The Zuma-ANC, punch-drunk from its convincing victory at Polokwane, decided to do away with the Scorpions. Officially, the ANC argued that all policing functions should reside under the SAPS, but the real reason for shutting down the Scorpions was that it came too close to the powers that were.
In fact, the Zuma and Jackie Selebi investigations united the Zuma and Mbeki factions in the ANC through their collective hatred of the Scorpions.
Both the Khampepe Commission and Constitutional Court found there was nothing legally to prohibit the existence of the unit.
In fact, the Constitutional Court ruled that the Hawks was not sufficiently insulated from political interference; something that Berning Ntlemeza so magnificently embodied.
That Hawks has had limited success in fighting corruption. The unit is responsible for investigating all serious and violent crimes, including corruption, fraud and money-laundering. As a signatory to the United Nations convention against corruption, South Africa is required to have a dedicated, anti-corruption unit.
We currently don't have one.
The Scorpions wasn't without fault, but which international crime-fighting body is? Instead of throwing the baby out with the bathwater, the ANC should have identified structural flaws and could have fixed them internally.
Last week's withdrawal of corruption charges against Duduzane Zuma (after a similar fate befell the Estina case) and Angelo Agrizzi's evidence about rampant corruption in government, including the NPA, should be more than enough evidence for Ramaphosa to reconsider the ANC's 2008 stance on the Scorpions.

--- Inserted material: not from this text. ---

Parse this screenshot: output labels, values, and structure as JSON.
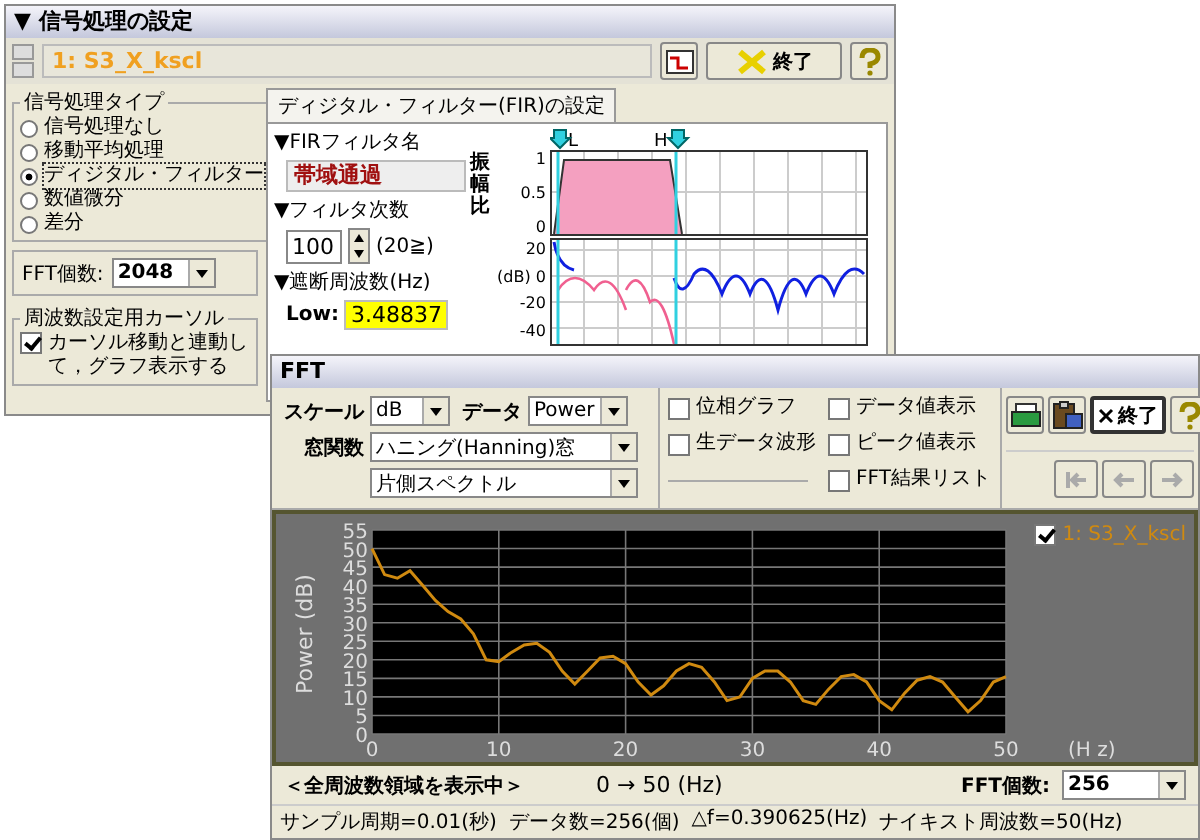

If he doesn't take the lead in this regard, it may just be a couple of weeks before Batohi does it for him.